Summer's over, that's for sure. First we have more turmoil on the Board of Education, and then the flap over Head O'Meadow's lead teacher.
I have to confess to being at a loss over the problem some are having with the lead teacher appointment at HOM.
The elementary schools have had lead teachers for years — to the best of my recollection — almost 15. I was the very first lead teacher appointed.
The then-principal and superintendent brought the idea to the Board of Education and argued that with the growth of the elementary schools the burden on the principals was overwhelming.
I'm sure the role has changed over the years but initially the purpose was to handle issues not necessarily required by a principal — or, more precisely, someone with an administrator's certificate.

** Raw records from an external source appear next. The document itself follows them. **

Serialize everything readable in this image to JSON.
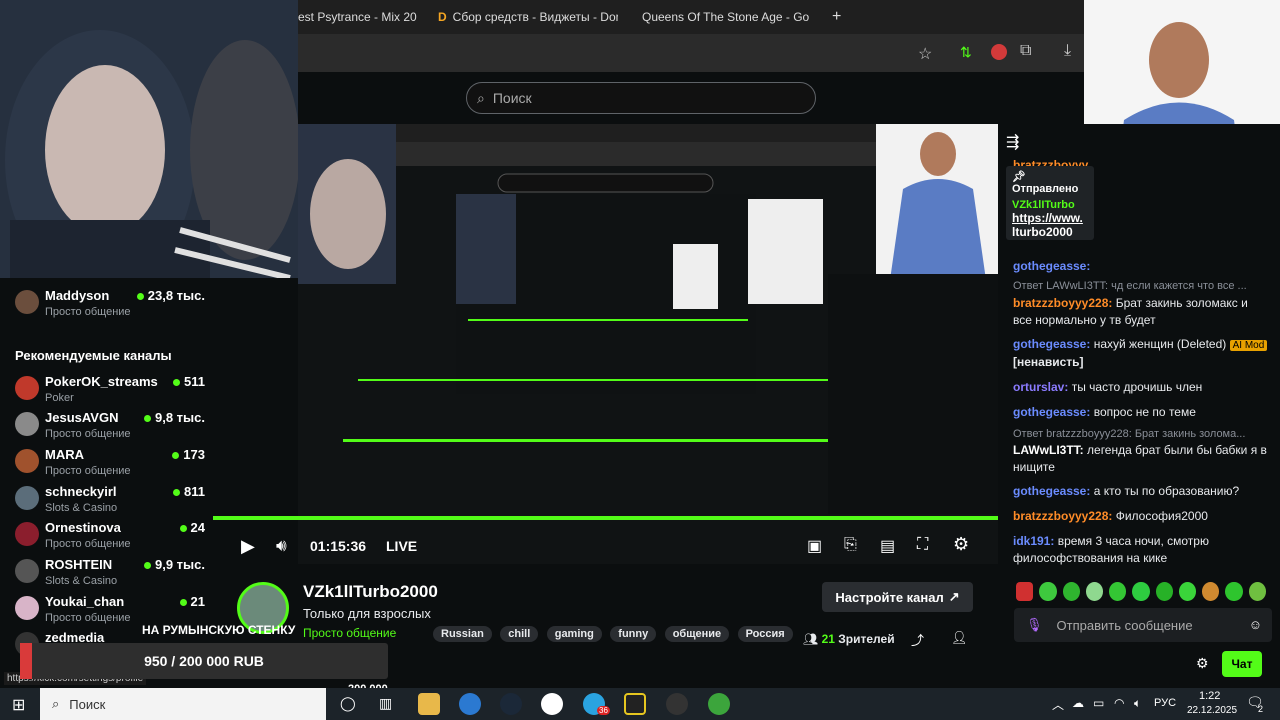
{
  "browser": {
    "tabs": [
      {
        "title": "est Psytrance - Mix 20"
      },
      {
        "title": "Сбор средств - Виджеты - Don"
      },
      {
        "title": "Queens Of The Stone Age - Go"
      }
    ],
    "new_tab": "+"
  },
  "page": {
    "search_placeholder": "Поиск"
  },
  "sidebar": {
    "current_channel": {
      "name": "Maddyson",
      "viewers": "23,8 тыс.",
      "category": "Просто общение"
    },
    "recommended_title": "Рекомендуемые каналы",
    "channels": [
      {
        "name": "PokerOK_streams",
        "viewers": "511",
        "category": "Poker"
      },
      {
        "name": "JesusAVGN",
        "viewers": "9,8 тыс.",
        "category": "Просто общение"
      },
      {
        "name": "MARA",
        "viewers": "173",
        "category": "Просто общение"
      },
      {
        "name": "schneckyirl",
        "viewers": "811",
        "category": "Slots & Casino"
      },
      {
        "name": "Ornestinova",
        "viewers": "24",
        "category": "Просто общение"
      },
      {
        "name": "ROSHTEIN",
        "viewers": "9,9 тыс.",
        "category": "Slots & Casino"
      },
      {
        "name": "Youkai_chan",
        "viewers": "21",
        "category": "Просто общение"
      },
      {
        "name": "zedmedia",
        "viewers": "",
        "category": ""
      }
    ],
    "status_url": "https://kick.com/settings/profile"
  },
  "player": {
    "time": "01:15:36",
    "live": "LIVE"
  },
  "stream": {
    "channel": "VZk1lITurbo2000",
    "title": "Только для взрослых",
    "category": "Просто общение",
    "tags": [
      "Russian",
      "chill",
      "gaming",
      "funny",
      "общение",
      "Россия"
    ],
    "setup_button": "Настройте канал",
    "viewers": "21",
    "viewers_label": "Зрителей"
  },
  "donation": {
    "message": "НА РУМЫНСКУЮ СТЕНКУ",
    "amount": "950 / 200 000 RUB",
    "goal": "200 000"
  },
  "chat": {
    "pinned_label": "Отправлено",
    "pinned_user": "VZk1lITurbo",
    "pinned_link": "https://www.",
    "pinned_link2": "lturbo2000",
    "partial_user": "bratzzzboyyy",
    "messages": [
      {
        "reply": "",
        "user": "gothegeasse:",
        "user_color": "#6b8cff",
        "text": ""
      },
      {
        "reply": "Ответ LAWwLI3TT: чд если кажется что все ...",
        "user": "bratzzzboyyy228:",
        "user_color": "#ff8c28",
        "text": "Брат закинь золомакс и все нормально у тв будет"
      },
      {
        "reply": "",
        "user": "gothegeasse:",
        "user_color": "#6b8cff",
        "text": "нахуй женщин (Deleted)",
        "badge": "AI Mod",
        "text2": "[ненависть]"
      },
      {
        "reply": "",
        "user": "orturslav:",
        "user_color": "#8b7bff",
        "text": "ты часто дрочишь член"
      },
      {
        "reply": "",
        "user": "gothegeasse:",
        "user_color": "#6b8cff",
        "text": "вопрос не по теме"
      },
      {
        "reply": "Ответ bratzzzboyyy228: Брат закинь золома...",
        "user": "LAWwLI3TT:",
        "user_color": "#ffffff",
        "text": "легенда брат были бы бабки я в нищите"
      },
      {
        "reply": "",
        "user": "gothegeasse:",
        "user_color": "#6b8cff",
        "text": "а кто ты по образованию?"
      },
      {
        "reply": "",
        "user": "bratzzzboyyy228:",
        "user_color": "#ff8c28",
        "text": "Философия2000"
      },
      {
        "reply": "",
        "user": "idk191:",
        "user_color": "#6b8cff",
        "text": "время 3 часа ночи, смотрю философствования на кике"
      }
    ],
    "input_placeholder": "Отправить сообщение",
    "send_button": "Чат"
  },
  "taskbar": {
    "search_placeholder": "Поиск",
    "language": "РУС",
    "time": "1:22",
    "date": "22.12.2025",
    "notification_count": "2",
    "telegram_badge": "36"
  },
  "colors": {
    "accent": "#53fc18",
    "background": "#0b0e0f",
    "taskbar": "#1c2329"
  }
}
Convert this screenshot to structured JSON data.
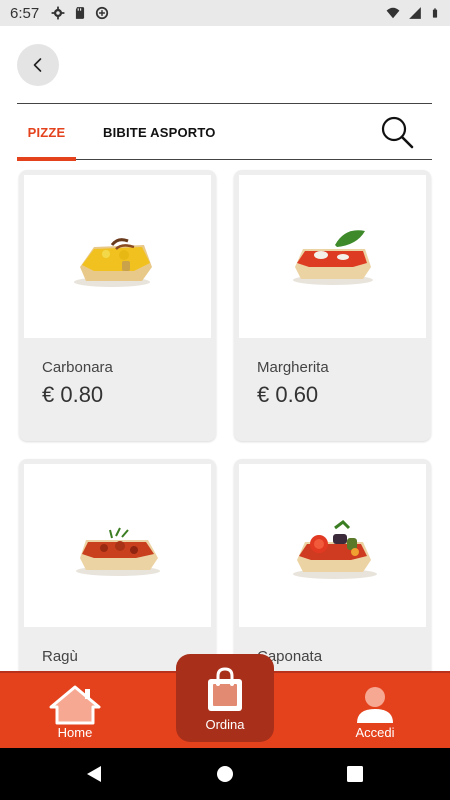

Things like discipline problems, bussing issues, scheduling, technology related tasks, budgeting, working with the PTA, etc. were all jobs I took on.
At no time was I ever called upon to evaluate teachers. That was the lone province of the principal, or administrator.
Therein lies a source of misunderstanding. Lead teachers are not administrators. They can not make the decisions or perform the tasks required by a certified administrator.
As a result of the success of my year as lead teacher, the superintendent and Board of Education decided to extend the position to the other elementary schools. For whatever reason, the then-principal of Head O'Meadow declined the offer.
In the meantime, Sandy Hook School's enrollment grew and therefore its faculty, so it was decided to appoint an assistant principal to replace the lead teacher position.
This way it would be possible for the principal to have help with the time-consuming task of evaluating faculty.
And that's the way it continued — until now. Unlike the previous principal, the new principal at HOM decided it would be to the school's (read students) advantage to have a lead teacher.
So, what's the problem? It's not like there's anything new going on here.
If anything, I suppose there should have been more of an effort to explain the history of this to parents.
Fine, we can acknowledge that, but why are the board and some parents upset with the superintendent's way of handling the appointment?
Let's be realistic. The only two people who have a clue as to who would be a suitable lead teacher are the superintendent and the principal of the school involved.
Previously it was always the superintendent and principals who handled staffing assignments.
Let's cut the superintendent a little slack here, folks. She's doing her job. Do parents and the Board really want to get into the business of "micromanaging?" I sure hope not.
Politics, politics, politics. It's pathetic!!!